Not all pension funds are abandoning hedge funds. And the ones that are could be making the same mistake that investors often make – basing decisions on the past.

Over recent weeks and months the attacks against hedge funds have intensified, starting with the news that the New York City Employees’ Retirement System (NYCERS) has decided to liquidate all its existing hedge fund investments and stay away from the asset class. 

Then, several leading investment figures declared the hedge fund industry to be a failure.
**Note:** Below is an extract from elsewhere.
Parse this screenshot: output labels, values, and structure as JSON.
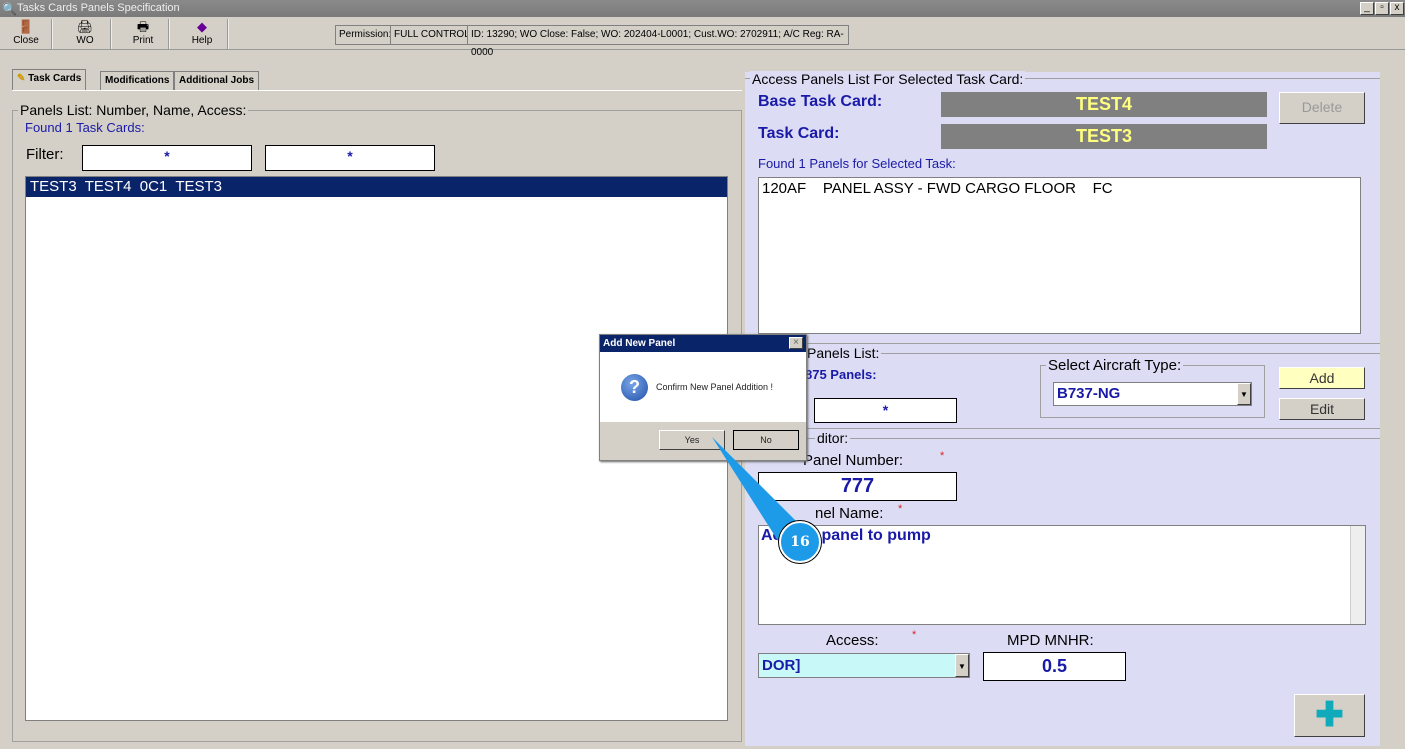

Warren Buffett, for example, at his ‘Woodstock of Capitalism’ said large investors should be frustrated with the fees they pay hedge funds as they fail to match the returns of index funds.
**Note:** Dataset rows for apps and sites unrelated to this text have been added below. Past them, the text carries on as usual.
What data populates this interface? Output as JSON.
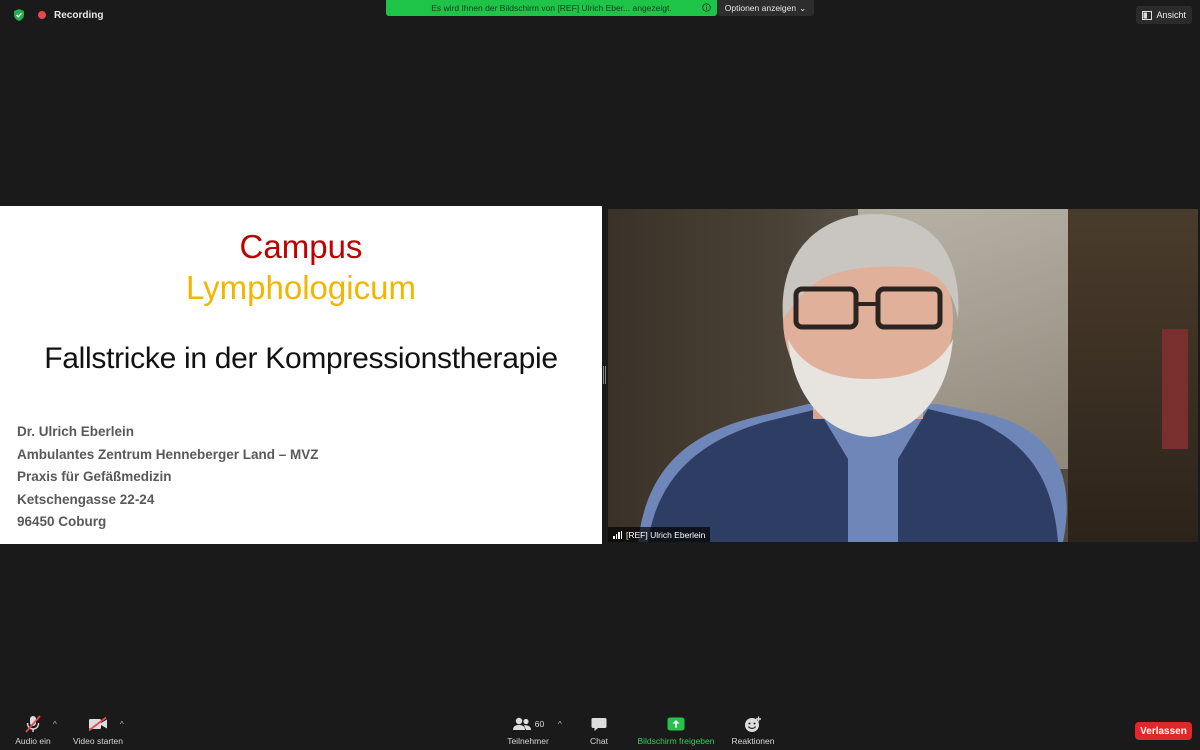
{
  "topbar": {
    "recording_label": "Recording",
    "share_banner": "Es wird Ihnen der Bildschirm von [REF] Ulrich Eber... angezeigt.",
    "options_label": "Optionen anzeigen",
    "view_label": "Ansicht"
  },
  "slide": {
    "title_line1": "Campus",
    "title_line2": "Lymphologicum",
    "subtitle": "Fallstricke in der Kompressionstherapie",
    "author": [
      "Dr. Ulrich Eberlein",
      "Ambulantes Zentrum Henneberger Land – MVZ",
      "Praxis für Gefäßmedizin",
      "Ketschengasse 22-24",
      "96450 Coburg"
    ]
  },
  "video": {
    "participant_name": "[REF] Ulrich Eberlein"
  },
  "toolbar": {
    "audio_label": "Audio ein",
    "video_label": "Video starten",
    "participants_label": "Teilnehmer",
    "participants_count": "60",
    "chat_label": "Chat",
    "share_label": "Bildschirm freigeben",
    "reactions_label": "Reaktionen",
    "leave_label": "Verlassen"
  },
  "colors": {
    "share_green": "#1ec448",
    "leave_red": "#e02828",
    "title_red": "#c00000",
    "title_yellow": "#f2b600"
  }
}
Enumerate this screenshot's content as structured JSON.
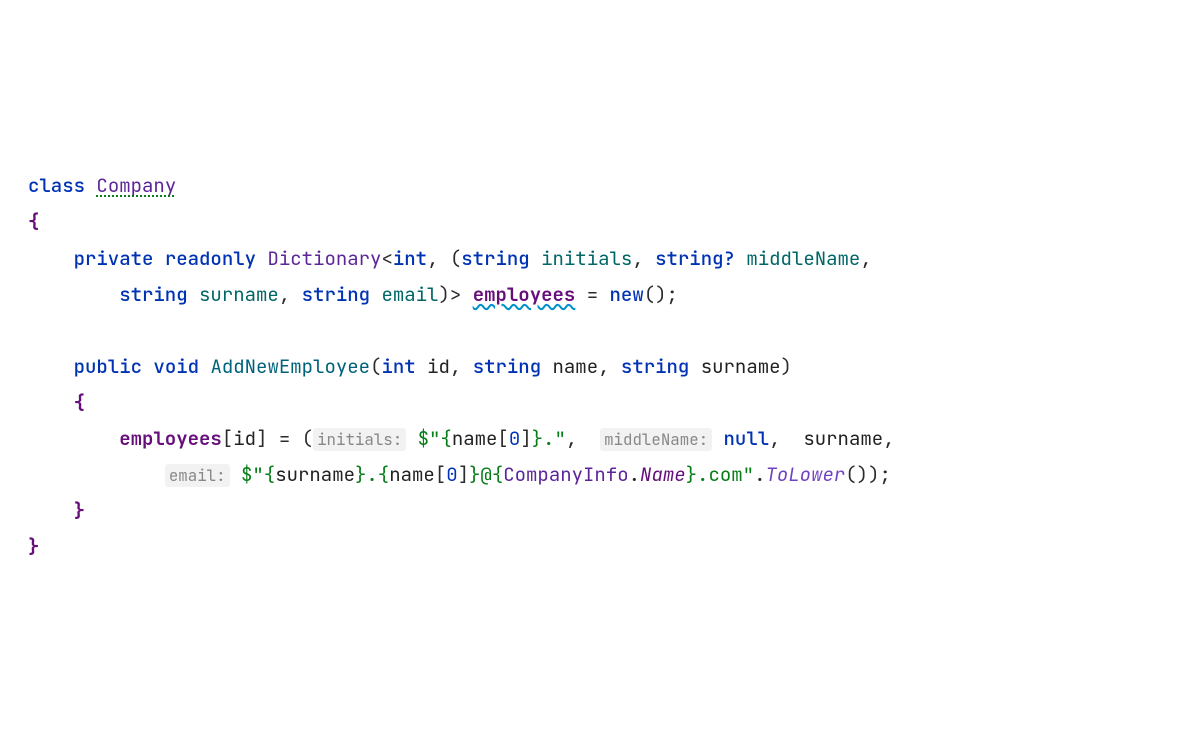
{
  "code": {
    "kw_class": "class",
    "class_name": "Company",
    "lbrace": "{",
    "rbrace": "}",
    "field": {
      "kw_private": "private",
      "kw_readonly": "readonly",
      "type_dict": "Dictionary",
      "lt": "<",
      "type_int": "int",
      "comma": ",",
      "lparen": "(",
      "type_string": "string",
      "mem_initials": "initials",
      "type_string_q": "string?",
      "mem_middleName": "middleName",
      "mem_surname": "surname",
      "mem_email": "email",
      "rparen": ")",
      "gt": ">",
      "name": "employees",
      "eq": "=",
      "kw_new": "new",
      "ctor_parens": "()",
      "semi": ";"
    },
    "method": {
      "kw_public": "public",
      "kw_void": "void",
      "name": "AddNewEmployee",
      "lparen": "(",
      "p1_type": "int",
      "p1_name": "id",
      "p2_type": "string",
      "p2_name": "name",
      "p3_type": "string",
      "p3_name": "surname",
      "rparen": ")",
      "lbrace": "{",
      "rbrace": "}"
    },
    "body": {
      "target": "employees",
      "lbrack": "[",
      "idx": "id",
      "rbrack": "]",
      "eq": "=",
      "lparen": "(",
      "hint_initials": "initials:",
      "str1_pre": "$\"{",
      "str1_name": "name",
      "str1_idx": "[",
      "str1_zero": "0",
      "str1_idx2": "]",
      "str1_suf": "}.\"",
      "comma": ",",
      "hint_middle": "middleName:",
      "kw_null": "null",
      "arg_surname": "surname",
      "hint_email": "email:",
      "str2_pre": "$\"{",
      "str2_surname": "surname",
      "str2_mid1": "}.{",
      "str2_name": "name",
      "str2_idx": "[",
      "str2_zero": "0",
      "str2_idx2": "]",
      "str2_mid2": "}@{",
      "str2_ci": "CompanyInfo",
      "str2_dot": ".",
      "str2_prop": "Name",
      "str2_suf": "}.com\"",
      "dot": ".",
      "tolower": "ToLower",
      "call": "()",
      "rparen": ")",
      "semi": ";"
    }
  }
}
However, some point out that the situation is not so simple. “It’s true that hedge funds [the HFRX Global Hedge Fund index] got beaten by the S&P500 [total return index] for the last seven years,” the Bloomberg Gadfly columnist Michael Regan has observed. “But during the last bear market, from October 2007 to March 2009, hedge funds managed to outperform, even after fees.” While they outperformed after the dot-com bubble, Regan went on to say, they underperformed in the mid 2000s bull market.

So is it wise to divest from hedge funds after seven years of a bull market in stocks? That is the question according to Regan: “Who knows whether a third bear market would result in another spike of outperformance; maybe the proliferation of computerised trading and competitors in the last decade has changed the paradigm for good.”

Recent lacklustre performance does not guarantee they will not outperform in coming years.

Indeed, many pension funds started investing in hedge funds after the last bear market – NYCERS did so in March 2011. Some were attracted by past hedge fund performance and also by their promise of fixed income-like volatility and equity performance, according to Jay Love, partner and senior consultant of Mercer Investment Consulting. “But that’s a difficult goal to achieve and it’s not happening,” Love continues. “The problem with hedge funds is that there is no inherent source of return, it’s only the skill of managers that can make a difference.”

The quality of hedge fund managers is the key, agrees Donald A Steinbrugge, founder and managing partner of Agecroft Partners, a hedge fund consulting and marketing firm. “The industry has grown to over 15,000 funds, which is too many,” he wrote in an open letter to investors. “The majority of these are not very good, which hurts the performance of the overall industry. However, I believe 10 to 15% of hedge fund managers are very talented and their funds can add significant value to a portfolio.”

Steinbrugge also claims that hedge funds are a fund structure, not an asset class. Each underlying strategy should be evaluated on its merits, which requires qualified investment staff. Another problem is the high 7-8% actuarial return assumption of US pension funds, which is hard to achieve using traditional asset classes.

Mercer recommends clients reduce their expectations, says Love: “Among the pension funds that are our clients, we don’t see a big trend of reduction of their asset allocation in hedge funds.”

That confirms the results of the last Alternative Investment Survey by Deutsche Bank of 500 investors with $2trn (€1.8trn) in hedge fund assets. The first quarter started with $15bn outflows, but 41% of respondents to the survey plan to increase their hedge fund allocations during the year.

“The argument for hedge funds in pension funds’ portfolios remains compelling,” says Anita Nemes, global head of the hedge fund capital group at Deutsche Bank. “Pension funds’ allocations to hedge funds are trending upward year on year. The average pension fund has an 8% allocation to hedge funds, up from 7% last year. Additionally, 71% of pension fund respondents utilise an investment consultant, compared with just 15% in 2010.